For more information read our article on tips for making an effective law firm newsletter.
5. Optimize for Readers
For best results, take some steps to ensure that your subscribers can receive and read your emails. Make sure your email can be viewed clearly in desktop and mobile versions. Most software programs have a way for you to test this and any links before sending them to your full list.
Here are some other ways to optimize your law firm email campaign:
- Use your branding in a header and footer design
- Use easy-to-read fonts (minimum size 14 point for desktop and 16 point for mobile)
- Use subheaders or line breaks throughout
- Add images, but avoid overusing images or videos that can delay load time
- Edit your copy for simplicity and concision
Always craft and proof your email newsletter with your reader in mind. Consider how the newsletter adds value for them.
6. Send Your Emails and Grow Your List
Once you've got everything else in place, it's time to send your first email.
Within your newsletter platform, use templates or create your own and enter the text as a draft. Send a test version to yourself to make sure everything works and you like the final look.
You can then send the message at that moment or at a future scheduled time. If you have a segmented list, you can include or exclude certain groups based on the email subjects.
As you focus on growing your email list, think about new ways that you'll attract readers to get them interested enough to sign up.
Will they receive something free and of value when they subscribe, such as a three-part video series, a PDF report, or a worksheet? Where and how will you share the benefits of being on your firm's email list? These are key questions to answer to make sure that your email list continues to attract new readers.
7. Measure Your Results
Once you're actively sending messages, compare your results with the goals and KPIs you set at the start. This will help you figure out what's working and what isn't.

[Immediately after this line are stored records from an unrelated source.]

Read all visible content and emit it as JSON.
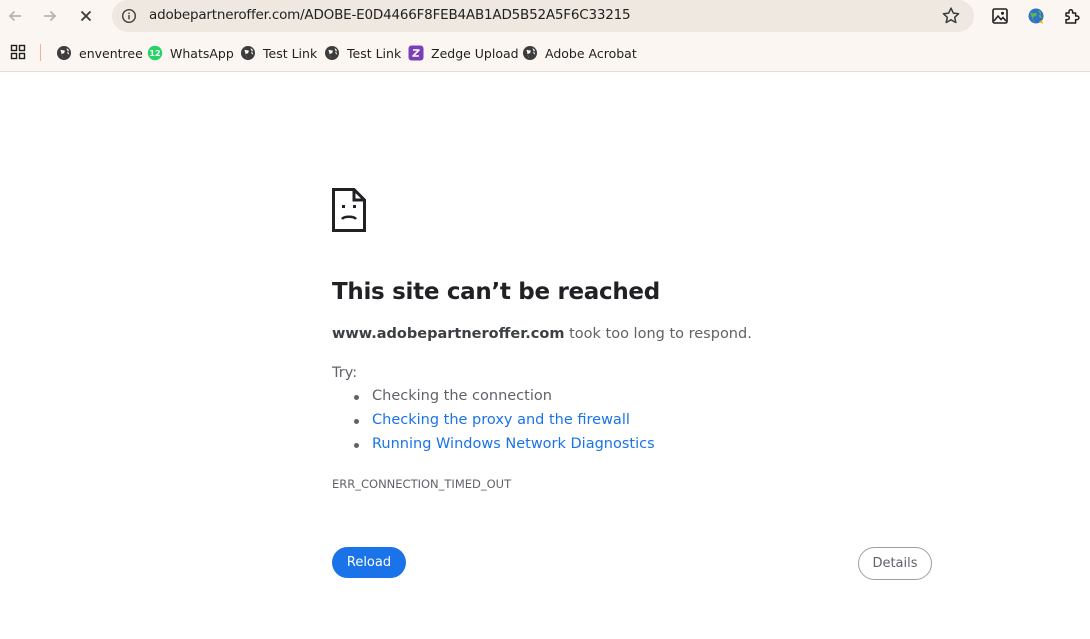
{
  "toolbar": {
    "url": "adobepartneroffer.com/ADOBE-E0D4466F8FEB4AB1AD5B52A5F6C33215"
  },
  "bookmarks": [
    {
      "label": "enventree",
      "icon": "globe-icon"
    },
    {
      "label": "WhatsApp",
      "icon": "whatsapp-icon",
      "badge": "12"
    },
    {
      "label": "Test Link",
      "icon": "globe-icon"
    },
    {
      "label": "Test Link",
      "icon": "globe-icon"
    },
    {
      "label": "Zedge Upload",
      "icon": "zedge-icon"
    },
    {
      "label": "Adobe Acrobat",
      "icon": "globe-icon"
    }
  ],
  "error": {
    "title": "This site can’t be reached",
    "host": "www.adobepartneroffer.com",
    "message": " took too long to respond.",
    "try_label": "Try:",
    "suggestions": [
      "Checking the connection",
      "Checking the proxy and the firewall",
      "Running Windows Network Diagnostics"
    ],
    "code": "ERR_CONNECTION_TIMED_OUT",
    "reload_label": "Reload",
    "details_label": "Details"
  },
  "colors": {
    "accent": "#1a73e8",
    "toolbar_bg": "#fbf6f1",
    "omnibox_bg": "#efe8e1",
    "whatsapp": "#25d366",
    "zedge": "#7b3fb8"
  }
}
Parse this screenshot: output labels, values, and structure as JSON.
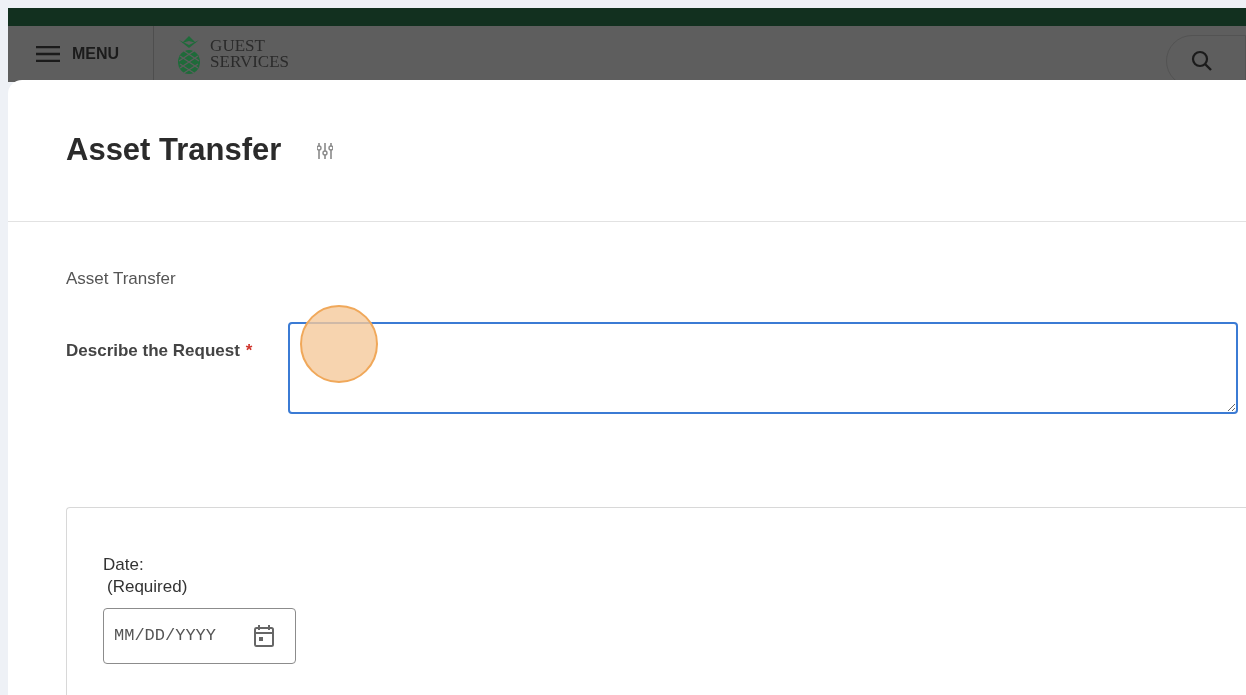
{
  "header": {
    "menu_label": "MENU",
    "logo_lines": [
      "GUEST",
      "SERVICES"
    ]
  },
  "form": {
    "title": "Asset Transfer",
    "section_label": "Asset Transfer",
    "fields": [
      {
        "label": "Describe the Request",
        "required_mark": "*"
      }
    ],
    "date_card": {
      "label": "Date:",
      "note": "(Required)",
      "placeholder": "MM/DD/YYYY"
    }
  }
}
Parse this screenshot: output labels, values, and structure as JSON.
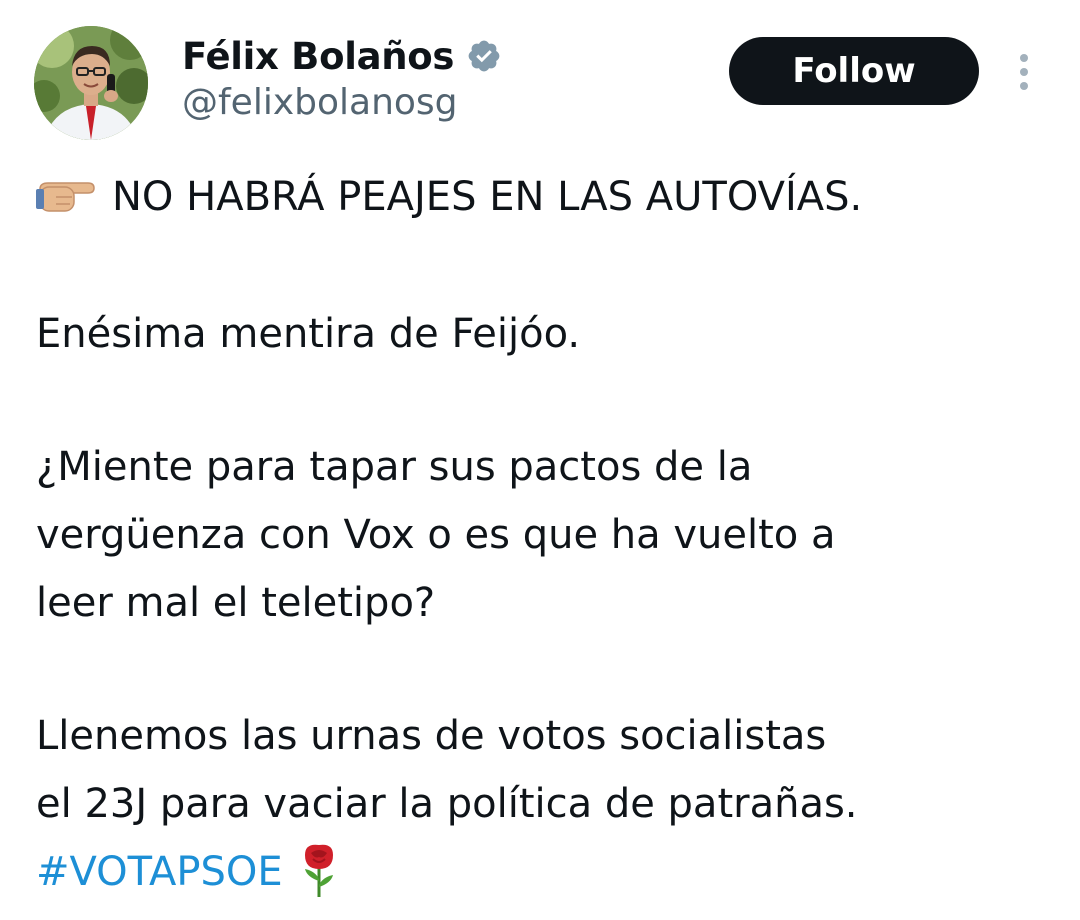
{
  "author": {
    "display_name": "Félix Bolaños",
    "handle": "@felixbolanosg",
    "verified_icon": "verified-badge-icon",
    "avatar_icon": "profile-photo"
  },
  "actions": {
    "follow_label": "Follow",
    "more_icon": "more-vertical-icon"
  },
  "tweet": {
    "line1": "NO HABRÁ PEAJES EN LAS AUTOVÍAS.",
    "line1_icon": "backhand-index-pointing-right-emoji",
    "line2": "Enésima mentira de Feijóo.",
    "line3a": "¿Miente para tapar sus pactos de la",
    "line3b": "vergüenza con Vox o es que ha vuelto a",
    "line3c": "leer mal el teletipo?",
    "line4a": "Llenemos las urnas de votos socialistas",
    "line4b": "el 23J para vaciar la política de patrañas.",
    "hashtag": "#VOTAPSOE",
    "hashtag_icon": "rose-emoji"
  },
  "colors": {
    "text": "#0f1419",
    "secondary": "#536471",
    "link": "#1d8fd6",
    "button_bg": "#0f1419",
    "verified_badge": "#829aab"
  }
}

You might tweak the day and time you send messages, the length or style of the emails, or your subject lines. Most email marketing tools come with dashboards full of helpful data to help you decide what to change.
Make sure to track whether you're seeing an increase in new clients, too, so you can evaluate the overall return on investment for the time put into email marketing.
Focus on Your Content Strategy
In some cases, email marketing can be a viable option for connecting with people. But lawyers who have not yet considered SEO or content marketing may want to start there first.
You use your website to build trust and highlight your firm's knowledge of your practice area just as easily without asking anyone to sign up. When potential clients look for legal help on Google and find your website, you can form that connection with them immediately.
If you need support mapping out your SEO strategy and getting started with improving your law firm website content, contact Rankings.io for further information.